The study published by PBE last year suggested that, for every £1 spent by Centrepoint, there was a societal benefit of at least £2.40. Or, put differently, Centrepoint delivered a social return on investment of 140% over a five year period. This was very much a lower bound estimate.
This is not miles away from estimates from a recent City of London study. This found that, when a business invests £1 in employability-related employee volunteering, the social return is over £11 for society.
How it might be good for charities?
Ignoring volunteering just thinking about all the work that charities do research by New Philanthropy Capital in 2012 found that 25% of charities surveyed, and nearly half of those with income below £100,000, do not measure their impact at all. Given that charities with income below £100,000 make up roughly 80% of all general charities, this means there is a huge number whose activities are not evaluated. This means that the impact of volunteers can’t be measured.
How new forms of volunteering are good for charity – could you do this?
It is not surprising that time is the most cited barrier to volunteering . But technology, as in every other aspect of life, can improve the efficiency of matching in ways which can stretch time.

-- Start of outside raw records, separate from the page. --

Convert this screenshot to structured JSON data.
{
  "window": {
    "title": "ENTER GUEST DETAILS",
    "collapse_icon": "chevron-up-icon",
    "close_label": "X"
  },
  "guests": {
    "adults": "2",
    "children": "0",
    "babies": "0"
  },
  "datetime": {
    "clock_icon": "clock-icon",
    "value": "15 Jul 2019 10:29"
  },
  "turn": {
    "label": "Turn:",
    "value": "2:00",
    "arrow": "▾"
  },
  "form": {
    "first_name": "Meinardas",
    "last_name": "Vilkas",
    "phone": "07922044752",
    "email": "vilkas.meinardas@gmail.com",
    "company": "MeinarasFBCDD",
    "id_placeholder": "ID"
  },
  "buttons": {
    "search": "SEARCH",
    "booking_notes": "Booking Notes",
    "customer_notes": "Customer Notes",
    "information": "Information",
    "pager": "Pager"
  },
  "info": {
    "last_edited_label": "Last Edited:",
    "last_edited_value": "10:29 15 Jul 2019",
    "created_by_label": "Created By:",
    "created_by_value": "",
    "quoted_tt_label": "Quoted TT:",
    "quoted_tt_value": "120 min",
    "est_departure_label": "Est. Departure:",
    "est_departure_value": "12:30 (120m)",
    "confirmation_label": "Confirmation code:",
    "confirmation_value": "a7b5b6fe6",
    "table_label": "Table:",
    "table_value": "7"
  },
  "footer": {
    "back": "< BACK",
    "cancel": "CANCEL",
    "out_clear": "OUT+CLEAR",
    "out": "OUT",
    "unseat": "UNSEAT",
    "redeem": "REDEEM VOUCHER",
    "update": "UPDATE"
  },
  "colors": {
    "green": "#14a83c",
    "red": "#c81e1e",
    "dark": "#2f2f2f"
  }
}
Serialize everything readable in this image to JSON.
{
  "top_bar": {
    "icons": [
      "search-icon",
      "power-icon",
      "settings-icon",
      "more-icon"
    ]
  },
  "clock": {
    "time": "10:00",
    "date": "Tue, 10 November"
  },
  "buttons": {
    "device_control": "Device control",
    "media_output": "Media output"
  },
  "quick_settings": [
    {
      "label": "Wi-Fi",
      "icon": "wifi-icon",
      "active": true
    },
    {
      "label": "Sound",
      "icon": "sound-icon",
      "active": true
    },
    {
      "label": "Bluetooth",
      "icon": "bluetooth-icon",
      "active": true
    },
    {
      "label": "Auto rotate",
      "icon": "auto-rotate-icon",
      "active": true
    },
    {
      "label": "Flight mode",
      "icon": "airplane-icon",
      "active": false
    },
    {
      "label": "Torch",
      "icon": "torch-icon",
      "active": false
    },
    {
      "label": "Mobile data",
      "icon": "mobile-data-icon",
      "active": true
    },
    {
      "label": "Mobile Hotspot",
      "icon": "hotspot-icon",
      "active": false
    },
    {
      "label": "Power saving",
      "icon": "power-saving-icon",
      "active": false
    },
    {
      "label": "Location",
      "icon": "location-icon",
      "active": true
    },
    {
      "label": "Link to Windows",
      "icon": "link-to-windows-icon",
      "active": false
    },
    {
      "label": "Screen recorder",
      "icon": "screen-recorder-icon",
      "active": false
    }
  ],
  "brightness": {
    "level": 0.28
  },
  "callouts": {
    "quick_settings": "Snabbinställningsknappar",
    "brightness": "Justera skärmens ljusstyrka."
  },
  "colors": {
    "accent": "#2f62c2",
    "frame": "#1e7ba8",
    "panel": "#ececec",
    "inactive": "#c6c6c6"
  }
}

Recently a number of charities with support have started what the NCVO have called “micro-volunteering”. For example, “Help from Home” is an initiative to encourage micro-volunteering by allowing people to donate as little as 5 minutes to a worthy cause. For example, you can spend a few minutes describing photos to improve a blind person’s experience of a museum, play an online game in aid of scientific research, or write an email to a sick child. Tasks are given a ‘pyjama-rating’ to drive home the message that it is easy to volunteer.
Here in the UK, the National Citizen Service (NCS) was introduced in 2011. It recently passed the milestone of 100,000 young people having taken part. This scheme runs outside term time for 15-17 year olds and combines opportunities to take part in adventure activities with social action projects. The evidence so far suggests this scheme, as well as being enjoyable, increases the chances of participants subsequently volunteering.
And who are these volunteers?
The volunteer army is a diverse one. Volunteering is slightly more prevalent among older people and slightly less prevalent among people of child-rearing age. But all age groups make a significant contribution. Women and men are broadly equally likely to volunteer. And there do not appear to be major differences in volunteering across ethnic minority or socio-economic groups.
Numbers of volunteers appear to be stable. Here is some evidence of cyclicality in volunteering, with it falling at the start of the recession and rising during the recovery. A recent report suggested that volunteering numbers had reached a ten-year high. It is possible this upward trend will continue. An ageing population will boost older cohorts where volunteer participation rates are high. And among younger cohorts there is evidence of a behaviour shift, with participation rates having doubled in the past decade.
Taken together, these patterns suggest that volunteering is tightly-woven into the UK’s social fabric – a fabric which is large, diverse, international and potentially growing.
All speeches are available online at www.bankofengland.co.uk/publications/Pages/speeches/default.aspx